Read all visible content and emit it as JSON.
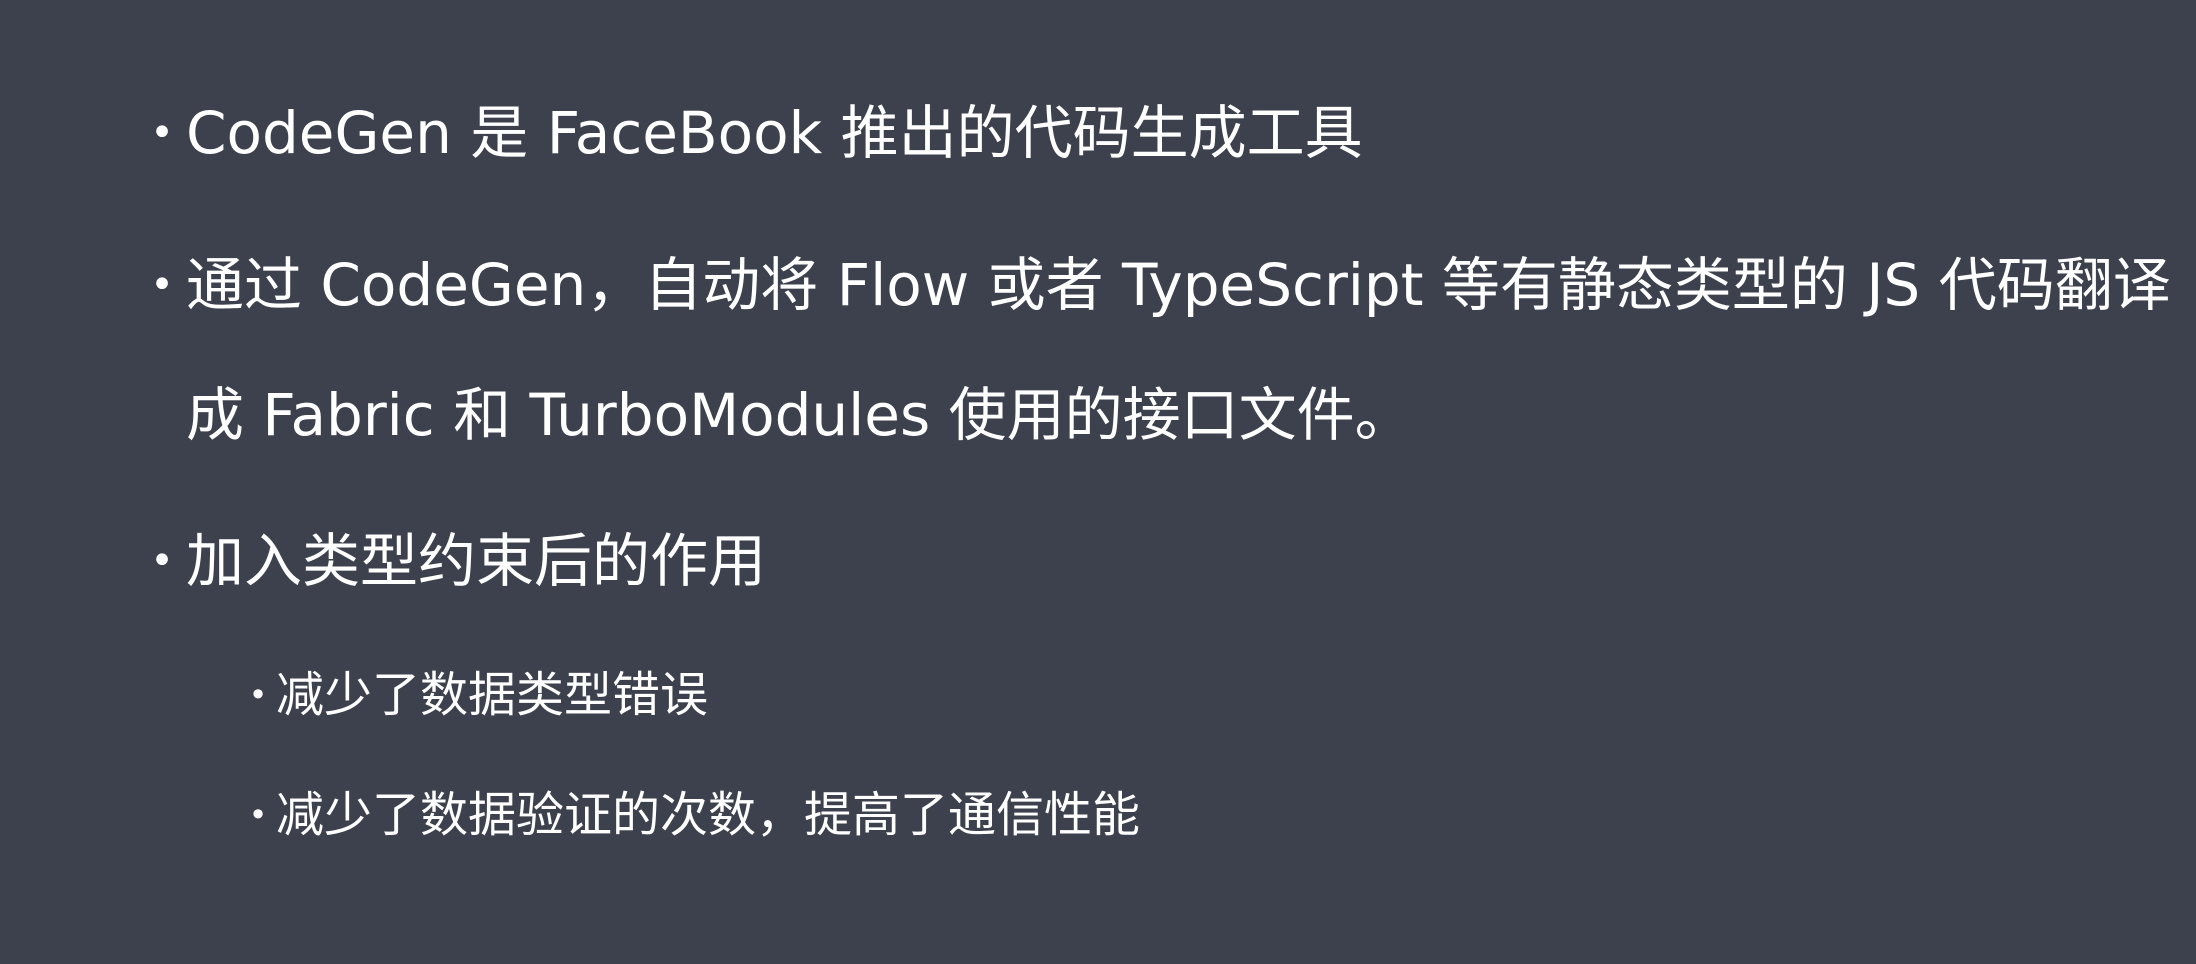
{
  "slide": {
    "bullets": [
      {
        "level": 1,
        "text": "CodeGen 是 FaceBook 推出的代码生成工具"
      },
      {
        "level": 1,
        "text": "通过 CodeGen，自动将 Flow 或者 TypeScript 等有静态类型的 JS 代码翻译成 Fabric 和 TurboModules 使用的接口文件。"
      },
      {
        "level": 1,
        "text": "加入类型约束后的作用"
      },
      {
        "level": 2,
        "text": "减少了数据类型错误"
      },
      {
        "level": 2,
        "text": "减少了数据验证的次数，提高了通信性能"
      }
    ],
    "bullet_symbol": "•",
    "colors": {
      "background": "#3d414d",
      "text": "#ffffff"
    }
  }
}
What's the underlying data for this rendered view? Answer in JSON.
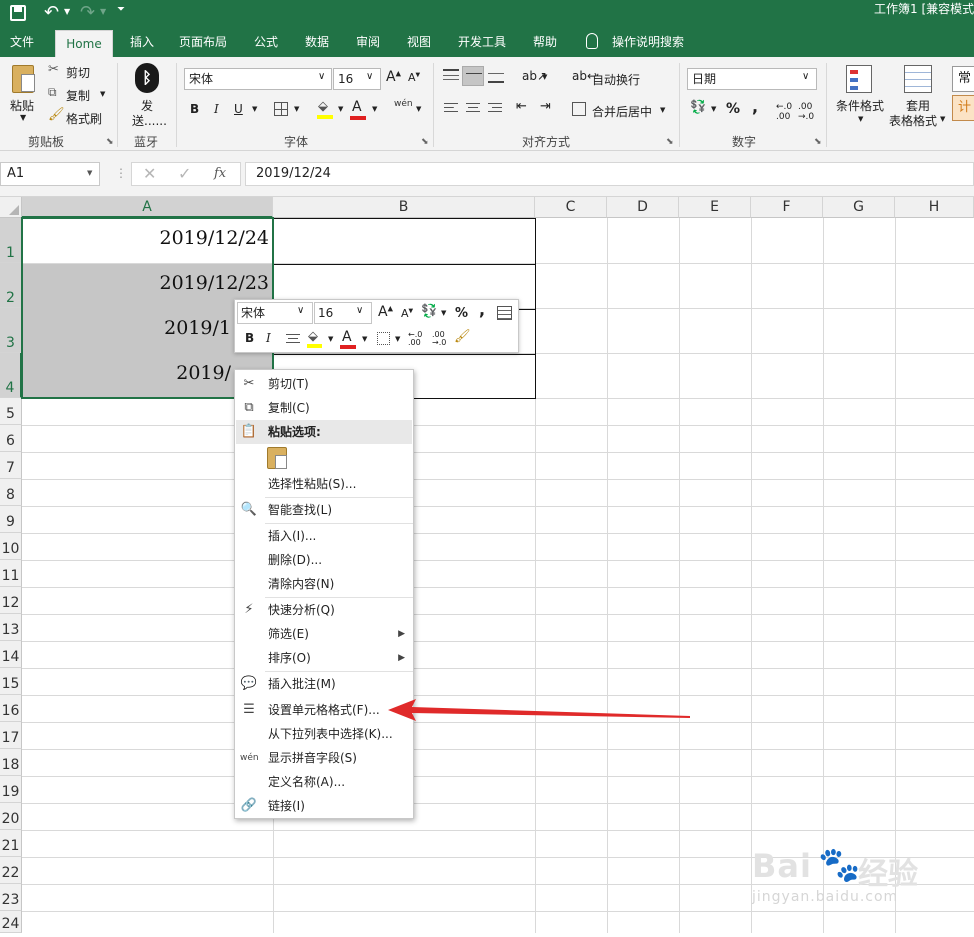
{
  "title": {
    "text": "工作簿1  [兼容模式"
  },
  "tabs": [
    "文件",
    "Home",
    "插入",
    "页面布局",
    "公式",
    "数据",
    "审阅",
    "视图",
    "开发工具",
    "帮助"
  ],
  "tell_me": "操作说明搜索",
  "clipboard": {
    "paste": "粘贴",
    "cut": "剪切",
    "copy": "复制",
    "format_painter": "格式刷",
    "label": "剪贴板"
  },
  "bluetooth": {
    "send_line1": "发",
    "send_line2": "送......",
    "label": "蓝牙"
  },
  "font": {
    "name": "宋体",
    "size": "16",
    "bold": "B",
    "italic": "I",
    "underline": "U",
    "phonetic": "wén",
    "label": "字体"
  },
  "alignment": {
    "wrap": "自动换行",
    "merge": "合并后居中",
    "label": "对齐方式"
  },
  "number": {
    "format": "日期",
    "percent": "%",
    "comma": ",",
    "label": "数字"
  },
  "styles": {
    "conditional": "条件格式",
    "table_line1": "套用",
    "table_line2": "表格格式",
    "normal": "常",
    "calc": "计"
  },
  "formula_bar": {
    "name_box": "A1",
    "fx": "fx",
    "value": "2019/12/24"
  },
  "columns": [
    "A",
    "B",
    "C",
    "D",
    "E",
    "F",
    "G",
    "H"
  ],
  "rows": [
    "1",
    "2",
    "3",
    "4",
    "5",
    "6",
    "7",
    "8",
    "9",
    "10",
    "11",
    "12",
    "13",
    "14",
    "15",
    "16",
    "17",
    "18",
    "19",
    "20",
    "21",
    "22",
    "23",
    "24"
  ],
  "cells": {
    "a1": "2019/12/24",
    "a2": "2019/12/23",
    "a3": "2019/1",
    "a4": "2019/"
  },
  "mini_toolbar": {
    "font": "宋体",
    "size": "16",
    "percent": "%",
    "comma": ",",
    "bold": "B",
    "italic": "I"
  },
  "context_menu": {
    "cut": "剪切(T)",
    "copy": "复制(C)",
    "paste_options": "粘贴选项:",
    "paste_special": "选择性粘贴(S)...",
    "smart_lookup": "智能查找(L)",
    "insert": "插入(I)...",
    "delete": "删除(D)...",
    "clear": "清除内容(N)",
    "quick_analysis": "快速分析(Q)",
    "filter": "筛选(E)",
    "sort": "排序(O)",
    "insert_comment": "插入批注(M)",
    "format_cells": "设置单元格格式(F)...",
    "pick_from_list": "从下拉列表中选择(K)...",
    "phonetic": "显示拼音字段(S)",
    "define_name": "定义名称(A)...",
    "link": "链接(I)"
  },
  "watermark": {
    "brand": "Bai",
    "brand_cn": "经验",
    "url": "jingyan.baidu.com"
  },
  "colors": {
    "excel_green": "#217346",
    "selection_fill": "#c6c6c6",
    "arrow_red": "#e02a2a"
  }
}
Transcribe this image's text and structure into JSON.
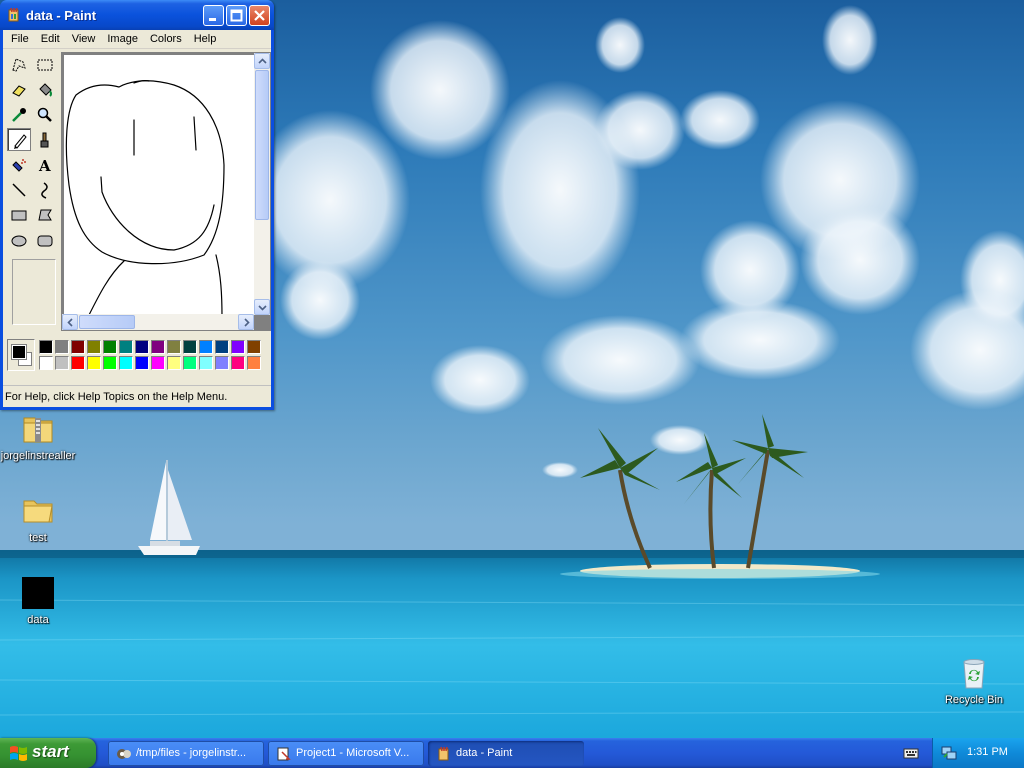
{
  "paint_window": {
    "title": "data - Paint",
    "menu": [
      "File",
      "Edit",
      "View",
      "Image",
      "Colors",
      "Help"
    ],
    "status_text": "For Help, click Help Topics on the Help Menu.",
    "selected_tool": "pencil",
    "tools": [
      "free-form-select",
      "select",
      "eraser",
      "fill-with-color",
      "pick-color",
      "magnifier",
      "pencil",
      "brush",
      "airbrush",
      "text",
      "line",
      "curve",
      "rectangle",
      "polygon",
      "ellipse",
      "rounded-rectangle"
    ],
    "foreground_color": "#000000",
    "background_color": "#ffffff",
    "palette_row1": [
      "#000000",
      "#808080",
      "#800000",
      "#808000",
      "#008000",
      "#008080",
      "#000080",
      "#800080",
      "#808040",
      "#004040",
      "#0080ff",
      "#004080",
      "#8000ff",
      "#804000"
    ],
    "palette_row2": [
      "#ffffff",
      "#c0c0c0",
      "#ff0000",
      "#ffff00",
      "#00ff00",
      "#00ffff",
      "#0000ff",
      "#ff00ff",
      "#ffff80",
      "#00ff80",
      "#80ffff",
      "#8080ff",
      "#ff0080",
      "#ff8040"
    ]
  },
  "desktop_icons": [
    {
      "label": "jorgelinstrealler",
      "icon": "zip-folder-icon"
    },
    {
      "label": "test",
      "icon": "folder-icon"
    },
    {
      "label": "data",
      "icon": "image-file-icon"
    },
    {
      "label": "Recycle Bin",
      "icon": "recycle-bin-icon"
    }
  ],
  "taskbar": {
    "start_label": "start",
    "tasks": [
      {
        "label": "/tmp/files - jorgelinstr...",
        "icon": "explorer-icon"
      },
      {
        "label": "Project1 - Microsoft V...",
        "icon": "vb-icon"
      },
      {
        "label": "data - Paint",
        "icon": "paint-icon",
        "active": true
      }
    ],
    "clock": "1:31 PM"
  }
}
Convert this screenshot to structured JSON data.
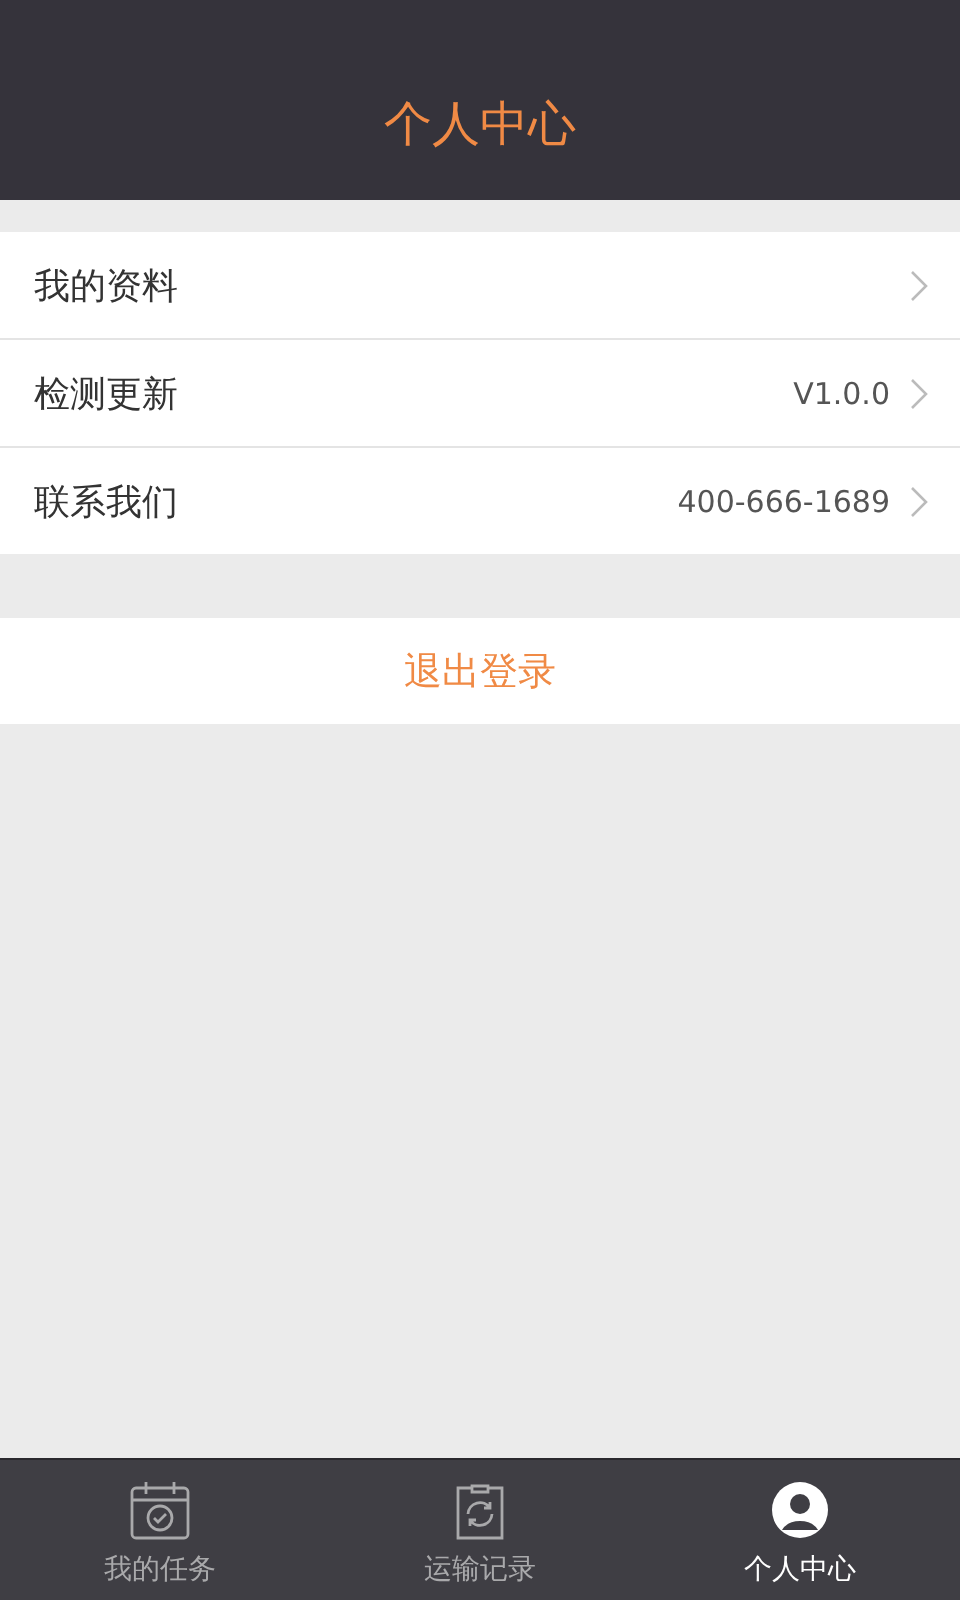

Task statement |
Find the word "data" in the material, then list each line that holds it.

Solution to the exercise |
What's the underlying data for this rendered view? Answer in JSON.
    "title": "data - Paint",
      "label": "data",
        "label": "data - Paint",
Convert this screenshot to structured JSON data.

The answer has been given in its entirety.